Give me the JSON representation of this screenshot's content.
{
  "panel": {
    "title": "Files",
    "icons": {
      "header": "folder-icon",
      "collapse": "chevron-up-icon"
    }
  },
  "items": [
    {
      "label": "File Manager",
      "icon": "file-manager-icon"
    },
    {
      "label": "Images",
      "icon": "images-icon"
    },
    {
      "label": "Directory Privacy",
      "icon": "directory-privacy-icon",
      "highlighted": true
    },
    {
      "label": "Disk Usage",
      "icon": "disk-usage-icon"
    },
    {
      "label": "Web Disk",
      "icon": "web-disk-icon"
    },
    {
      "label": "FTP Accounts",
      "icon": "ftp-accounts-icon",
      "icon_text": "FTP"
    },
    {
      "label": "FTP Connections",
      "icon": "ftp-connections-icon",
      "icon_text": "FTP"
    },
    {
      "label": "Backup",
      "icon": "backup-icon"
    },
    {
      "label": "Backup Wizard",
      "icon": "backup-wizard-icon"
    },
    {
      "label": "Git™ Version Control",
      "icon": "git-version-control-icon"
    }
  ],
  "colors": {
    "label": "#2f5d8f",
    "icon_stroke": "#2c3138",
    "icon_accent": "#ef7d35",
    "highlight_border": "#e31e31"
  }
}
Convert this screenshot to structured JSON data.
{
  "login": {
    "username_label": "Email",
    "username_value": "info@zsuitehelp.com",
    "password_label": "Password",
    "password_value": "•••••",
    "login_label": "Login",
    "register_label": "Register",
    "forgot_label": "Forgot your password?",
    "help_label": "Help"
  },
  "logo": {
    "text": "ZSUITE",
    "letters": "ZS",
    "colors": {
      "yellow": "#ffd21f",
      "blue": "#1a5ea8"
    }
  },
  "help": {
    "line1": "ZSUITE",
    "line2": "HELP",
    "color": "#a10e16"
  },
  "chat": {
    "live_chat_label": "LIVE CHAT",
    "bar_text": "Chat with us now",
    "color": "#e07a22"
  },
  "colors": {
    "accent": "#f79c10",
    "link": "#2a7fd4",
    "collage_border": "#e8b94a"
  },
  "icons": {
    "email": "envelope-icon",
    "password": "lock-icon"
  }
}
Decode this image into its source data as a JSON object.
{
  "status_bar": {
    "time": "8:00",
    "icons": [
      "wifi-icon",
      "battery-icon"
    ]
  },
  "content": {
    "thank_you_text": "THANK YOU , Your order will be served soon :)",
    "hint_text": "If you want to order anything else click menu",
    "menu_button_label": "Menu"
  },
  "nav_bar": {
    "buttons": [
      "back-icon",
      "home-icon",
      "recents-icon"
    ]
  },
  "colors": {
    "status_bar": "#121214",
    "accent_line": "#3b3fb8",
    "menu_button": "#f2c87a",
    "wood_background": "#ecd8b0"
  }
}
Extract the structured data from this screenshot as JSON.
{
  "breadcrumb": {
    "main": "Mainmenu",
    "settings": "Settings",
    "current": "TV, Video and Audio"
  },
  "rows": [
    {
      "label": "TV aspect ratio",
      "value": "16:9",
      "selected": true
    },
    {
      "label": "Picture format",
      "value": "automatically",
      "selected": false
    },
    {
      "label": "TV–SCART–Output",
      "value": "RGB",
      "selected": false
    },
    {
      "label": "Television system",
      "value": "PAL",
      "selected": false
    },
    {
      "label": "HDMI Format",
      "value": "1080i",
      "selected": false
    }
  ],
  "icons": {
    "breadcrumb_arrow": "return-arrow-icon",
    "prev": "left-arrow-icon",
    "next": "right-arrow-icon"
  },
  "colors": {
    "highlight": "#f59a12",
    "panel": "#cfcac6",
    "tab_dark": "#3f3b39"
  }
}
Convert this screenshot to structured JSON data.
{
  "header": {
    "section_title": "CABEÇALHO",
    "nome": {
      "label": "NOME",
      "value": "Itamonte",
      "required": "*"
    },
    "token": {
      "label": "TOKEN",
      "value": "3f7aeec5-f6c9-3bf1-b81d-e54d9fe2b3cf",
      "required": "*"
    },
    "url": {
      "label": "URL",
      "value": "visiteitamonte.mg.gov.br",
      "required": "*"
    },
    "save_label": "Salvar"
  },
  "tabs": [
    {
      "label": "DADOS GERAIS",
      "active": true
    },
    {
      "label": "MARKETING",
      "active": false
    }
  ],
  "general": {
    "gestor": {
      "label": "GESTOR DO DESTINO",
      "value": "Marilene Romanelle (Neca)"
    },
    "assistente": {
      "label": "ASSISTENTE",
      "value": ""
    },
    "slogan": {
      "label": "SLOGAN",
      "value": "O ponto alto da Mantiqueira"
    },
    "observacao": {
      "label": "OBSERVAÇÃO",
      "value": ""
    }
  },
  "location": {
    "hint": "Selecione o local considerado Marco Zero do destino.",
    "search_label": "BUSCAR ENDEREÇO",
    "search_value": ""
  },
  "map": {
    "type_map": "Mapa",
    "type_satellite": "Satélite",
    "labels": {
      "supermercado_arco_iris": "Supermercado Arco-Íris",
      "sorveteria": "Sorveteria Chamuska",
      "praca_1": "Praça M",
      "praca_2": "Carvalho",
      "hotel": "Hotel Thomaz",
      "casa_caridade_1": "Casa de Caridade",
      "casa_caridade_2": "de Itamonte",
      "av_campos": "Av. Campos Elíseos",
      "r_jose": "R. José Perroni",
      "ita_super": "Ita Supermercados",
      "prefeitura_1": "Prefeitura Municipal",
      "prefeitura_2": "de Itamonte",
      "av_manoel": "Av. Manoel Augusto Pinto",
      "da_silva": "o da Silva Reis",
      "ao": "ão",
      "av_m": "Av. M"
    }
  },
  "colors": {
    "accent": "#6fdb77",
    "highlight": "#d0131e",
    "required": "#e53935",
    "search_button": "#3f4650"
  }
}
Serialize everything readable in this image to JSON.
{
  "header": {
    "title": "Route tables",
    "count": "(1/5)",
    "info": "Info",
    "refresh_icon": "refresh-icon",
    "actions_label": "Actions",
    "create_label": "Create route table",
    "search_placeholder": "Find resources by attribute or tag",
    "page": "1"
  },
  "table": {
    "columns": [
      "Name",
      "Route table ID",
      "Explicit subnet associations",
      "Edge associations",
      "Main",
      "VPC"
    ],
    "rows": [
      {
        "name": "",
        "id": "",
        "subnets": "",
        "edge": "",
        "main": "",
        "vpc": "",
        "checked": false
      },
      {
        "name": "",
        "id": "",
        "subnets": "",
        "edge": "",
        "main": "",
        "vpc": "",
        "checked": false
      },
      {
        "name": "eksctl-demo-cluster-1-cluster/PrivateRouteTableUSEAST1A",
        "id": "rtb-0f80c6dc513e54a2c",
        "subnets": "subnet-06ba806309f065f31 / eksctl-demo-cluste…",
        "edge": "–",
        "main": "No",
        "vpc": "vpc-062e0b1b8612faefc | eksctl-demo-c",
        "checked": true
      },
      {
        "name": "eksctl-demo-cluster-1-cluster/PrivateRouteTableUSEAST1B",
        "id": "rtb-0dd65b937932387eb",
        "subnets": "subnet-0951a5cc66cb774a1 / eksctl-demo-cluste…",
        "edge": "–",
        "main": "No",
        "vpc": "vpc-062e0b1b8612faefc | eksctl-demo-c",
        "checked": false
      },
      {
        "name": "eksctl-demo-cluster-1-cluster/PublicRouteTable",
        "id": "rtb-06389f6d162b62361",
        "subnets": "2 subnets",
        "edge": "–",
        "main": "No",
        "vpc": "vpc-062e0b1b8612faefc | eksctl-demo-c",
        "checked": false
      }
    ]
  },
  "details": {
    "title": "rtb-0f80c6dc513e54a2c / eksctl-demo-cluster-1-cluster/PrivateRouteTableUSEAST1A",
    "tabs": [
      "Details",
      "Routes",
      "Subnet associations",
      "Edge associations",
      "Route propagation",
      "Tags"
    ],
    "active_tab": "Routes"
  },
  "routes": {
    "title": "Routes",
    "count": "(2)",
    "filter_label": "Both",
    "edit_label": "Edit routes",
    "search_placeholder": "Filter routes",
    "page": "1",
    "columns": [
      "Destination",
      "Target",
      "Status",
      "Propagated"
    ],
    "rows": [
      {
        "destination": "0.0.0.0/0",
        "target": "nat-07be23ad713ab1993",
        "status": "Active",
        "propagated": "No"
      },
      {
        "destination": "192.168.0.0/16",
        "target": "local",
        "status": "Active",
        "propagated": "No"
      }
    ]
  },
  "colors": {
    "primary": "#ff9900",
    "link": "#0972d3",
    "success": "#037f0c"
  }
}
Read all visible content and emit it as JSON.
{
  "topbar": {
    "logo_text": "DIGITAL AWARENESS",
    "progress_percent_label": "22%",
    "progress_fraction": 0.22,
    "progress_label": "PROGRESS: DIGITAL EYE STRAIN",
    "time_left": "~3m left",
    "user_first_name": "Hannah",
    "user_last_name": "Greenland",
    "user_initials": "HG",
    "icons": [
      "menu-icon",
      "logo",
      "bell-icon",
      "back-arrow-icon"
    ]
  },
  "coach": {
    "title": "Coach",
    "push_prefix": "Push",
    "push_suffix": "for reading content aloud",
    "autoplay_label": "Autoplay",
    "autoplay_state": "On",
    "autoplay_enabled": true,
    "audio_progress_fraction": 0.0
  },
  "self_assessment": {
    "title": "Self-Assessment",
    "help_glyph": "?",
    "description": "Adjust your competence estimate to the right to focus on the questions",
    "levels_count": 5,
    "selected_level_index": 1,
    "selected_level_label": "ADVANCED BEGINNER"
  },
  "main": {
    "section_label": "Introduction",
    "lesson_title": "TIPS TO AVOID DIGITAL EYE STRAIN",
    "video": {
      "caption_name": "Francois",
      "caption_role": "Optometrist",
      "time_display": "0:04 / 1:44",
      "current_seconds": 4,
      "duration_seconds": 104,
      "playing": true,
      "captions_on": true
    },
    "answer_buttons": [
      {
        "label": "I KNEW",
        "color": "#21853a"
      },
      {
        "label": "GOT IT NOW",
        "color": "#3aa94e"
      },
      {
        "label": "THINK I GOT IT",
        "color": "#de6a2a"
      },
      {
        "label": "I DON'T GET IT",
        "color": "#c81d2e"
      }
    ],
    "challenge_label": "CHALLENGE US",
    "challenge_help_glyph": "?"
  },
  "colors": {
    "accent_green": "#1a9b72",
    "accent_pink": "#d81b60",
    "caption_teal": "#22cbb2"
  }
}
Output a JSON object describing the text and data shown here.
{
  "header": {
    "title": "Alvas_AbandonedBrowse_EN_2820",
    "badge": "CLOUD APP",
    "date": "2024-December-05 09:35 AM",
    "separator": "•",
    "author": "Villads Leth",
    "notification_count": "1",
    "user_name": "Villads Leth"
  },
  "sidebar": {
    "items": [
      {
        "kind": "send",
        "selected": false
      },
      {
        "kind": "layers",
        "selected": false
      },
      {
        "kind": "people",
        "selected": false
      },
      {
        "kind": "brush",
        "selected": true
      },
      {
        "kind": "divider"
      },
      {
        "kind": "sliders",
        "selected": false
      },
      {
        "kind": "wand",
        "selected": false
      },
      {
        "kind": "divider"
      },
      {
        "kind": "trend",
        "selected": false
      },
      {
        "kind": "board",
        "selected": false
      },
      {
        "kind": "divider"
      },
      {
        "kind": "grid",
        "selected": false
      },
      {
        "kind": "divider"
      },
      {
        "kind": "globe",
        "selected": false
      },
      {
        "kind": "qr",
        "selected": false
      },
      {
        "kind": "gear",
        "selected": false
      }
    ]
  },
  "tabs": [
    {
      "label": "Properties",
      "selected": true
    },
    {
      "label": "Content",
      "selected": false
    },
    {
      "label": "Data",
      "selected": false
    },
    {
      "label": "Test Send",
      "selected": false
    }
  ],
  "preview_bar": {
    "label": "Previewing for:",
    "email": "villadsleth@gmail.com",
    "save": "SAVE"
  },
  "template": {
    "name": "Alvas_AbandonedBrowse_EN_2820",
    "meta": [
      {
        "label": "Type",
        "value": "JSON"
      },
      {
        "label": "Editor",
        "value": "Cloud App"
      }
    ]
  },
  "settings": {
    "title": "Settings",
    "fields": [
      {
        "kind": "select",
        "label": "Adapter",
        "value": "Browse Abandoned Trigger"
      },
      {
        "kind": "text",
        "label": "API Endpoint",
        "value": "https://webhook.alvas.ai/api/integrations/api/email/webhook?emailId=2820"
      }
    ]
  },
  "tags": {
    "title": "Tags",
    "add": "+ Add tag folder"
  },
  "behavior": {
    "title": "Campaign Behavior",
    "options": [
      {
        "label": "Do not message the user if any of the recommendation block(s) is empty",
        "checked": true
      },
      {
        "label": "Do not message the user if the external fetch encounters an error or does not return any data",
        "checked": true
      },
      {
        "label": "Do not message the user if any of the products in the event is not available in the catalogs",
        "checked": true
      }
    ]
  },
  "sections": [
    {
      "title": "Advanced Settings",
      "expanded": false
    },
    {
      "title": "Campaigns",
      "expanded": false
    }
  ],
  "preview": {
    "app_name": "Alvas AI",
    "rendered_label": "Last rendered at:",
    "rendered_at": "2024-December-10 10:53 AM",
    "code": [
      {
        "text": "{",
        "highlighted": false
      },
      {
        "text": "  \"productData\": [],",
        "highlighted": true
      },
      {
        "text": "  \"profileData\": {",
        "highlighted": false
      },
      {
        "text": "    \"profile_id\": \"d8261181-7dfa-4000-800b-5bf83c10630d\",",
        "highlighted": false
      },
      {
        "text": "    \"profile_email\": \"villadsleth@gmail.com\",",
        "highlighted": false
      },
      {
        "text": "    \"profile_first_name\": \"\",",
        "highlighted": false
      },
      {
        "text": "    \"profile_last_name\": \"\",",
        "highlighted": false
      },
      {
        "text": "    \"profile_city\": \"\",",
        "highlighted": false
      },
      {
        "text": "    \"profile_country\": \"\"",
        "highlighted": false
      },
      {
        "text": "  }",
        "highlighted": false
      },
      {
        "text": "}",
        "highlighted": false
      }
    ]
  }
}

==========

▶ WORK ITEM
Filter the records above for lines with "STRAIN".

▶ OUTPUT OF THE EXERCISE
    "progress_label": "PROGRESS: DIGITAL EYE STRAIN",
    "lesson_title": "TIPS TO AVOID DIGITAL EYE STRAIN",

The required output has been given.